▶ [Problem statement]:
Return the records that follow, unchanged and complete.

▶ [Data for processing]:
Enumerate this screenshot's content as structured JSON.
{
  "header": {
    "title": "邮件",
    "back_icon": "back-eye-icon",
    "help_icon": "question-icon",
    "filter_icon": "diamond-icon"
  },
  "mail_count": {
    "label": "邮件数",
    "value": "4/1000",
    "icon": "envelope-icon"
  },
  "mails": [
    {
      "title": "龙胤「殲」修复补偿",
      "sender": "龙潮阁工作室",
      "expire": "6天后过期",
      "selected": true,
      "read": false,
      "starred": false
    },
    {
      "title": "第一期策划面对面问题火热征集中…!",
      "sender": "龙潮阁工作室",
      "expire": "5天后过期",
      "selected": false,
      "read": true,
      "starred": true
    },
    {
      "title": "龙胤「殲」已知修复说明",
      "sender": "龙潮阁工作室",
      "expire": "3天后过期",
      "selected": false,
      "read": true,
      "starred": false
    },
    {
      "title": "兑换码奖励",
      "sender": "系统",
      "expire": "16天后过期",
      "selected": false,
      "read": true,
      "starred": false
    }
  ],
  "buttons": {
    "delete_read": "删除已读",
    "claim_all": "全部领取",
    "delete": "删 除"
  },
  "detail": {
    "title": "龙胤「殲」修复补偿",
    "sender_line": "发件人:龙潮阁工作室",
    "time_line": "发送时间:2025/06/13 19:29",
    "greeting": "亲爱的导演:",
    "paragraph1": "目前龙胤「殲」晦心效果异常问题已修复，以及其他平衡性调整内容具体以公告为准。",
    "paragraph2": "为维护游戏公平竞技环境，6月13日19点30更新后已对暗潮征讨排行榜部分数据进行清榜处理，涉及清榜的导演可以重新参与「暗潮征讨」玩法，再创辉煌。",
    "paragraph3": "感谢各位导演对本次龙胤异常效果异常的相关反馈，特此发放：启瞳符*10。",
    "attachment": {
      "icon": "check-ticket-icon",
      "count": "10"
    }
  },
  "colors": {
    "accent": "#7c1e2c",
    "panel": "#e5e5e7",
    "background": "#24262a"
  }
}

▶ [Completed task]:
Enumerate this screenshot's content as structured JSON.
{
  "header": {
    "title": "邮件",
    "back_icon": "back-eye-icon",
    "help_icon": "question-icon",
    "filter_icon": "diamond-icon"
  },
  "mail_count": {
    "label": "邮件数",
    "value": "4/1000",
    "icon": "envelope-icon"
  },
  "mails": [
    {
      "title": "龙胤「殲」修复补偿",
      "sender": "龙潮阁工作室",
      "expire": "6天后过期",
      "selected": true,
      "read": false,
      "starred": false
    },
    {
      "title": "第一期策划面对面问题火热征集中…!",
      "sender": "龙潮阁工作室",
      "expire": "5天后过期",
      "selected": false,
      "read": true,
      "starred": true
    },
    {
      "title": "龙胤「殲」已知修复说明",
      "sender": "龙潮阁工作室",
      "expire": "3天后过期",
      "selected": false,
      "read": true,
      "starred": false
    },
    {
      "title": "兑换码奖励",
      "sender": "系统",
      "expire": "16天后过期",
      "selected": false,
      "read": true,
      "starred": false
    }
  ],
  "buttons": {
    "delete_read": "删除已读",
    "claim_all": "全部领取",
    "delete": "删 除"
  },
  "detail": {
    "title": "龙胤「殲」修复补偿",
    "sender_line": "发件人:龙潮阁工作室",
    "time_line": "发送时间:2025/06/13 19:29",
    "greeting": "亲爱的导演:",
    "paragraph1": "目前龙胤「殲」晦心效果异常问题已修复，以及其他平衡性调整内容具体以公告为准。",
    "paragraph2": "为维护游戏公平竞技环境，6月13日19点30更新后已对暗潮征讨排行榜部分数据进行清榜处理，涉及清榜的导演可以重新参与「暗潮征讨」玩法，再创辉煌。",
    "paragraph3": "感谢各位导演对本次龙胤异常效果异常的相关反馈，特此发放：启瞳符*10。",
    "attachment": {
      "icon": "check-ticket-icon",
      "count": "10"
    }
  },
  "colors": {
    "accent": "#7c1e2c",
    "panel": "#e5e5e7",
    "background": "#24262a"
  }
}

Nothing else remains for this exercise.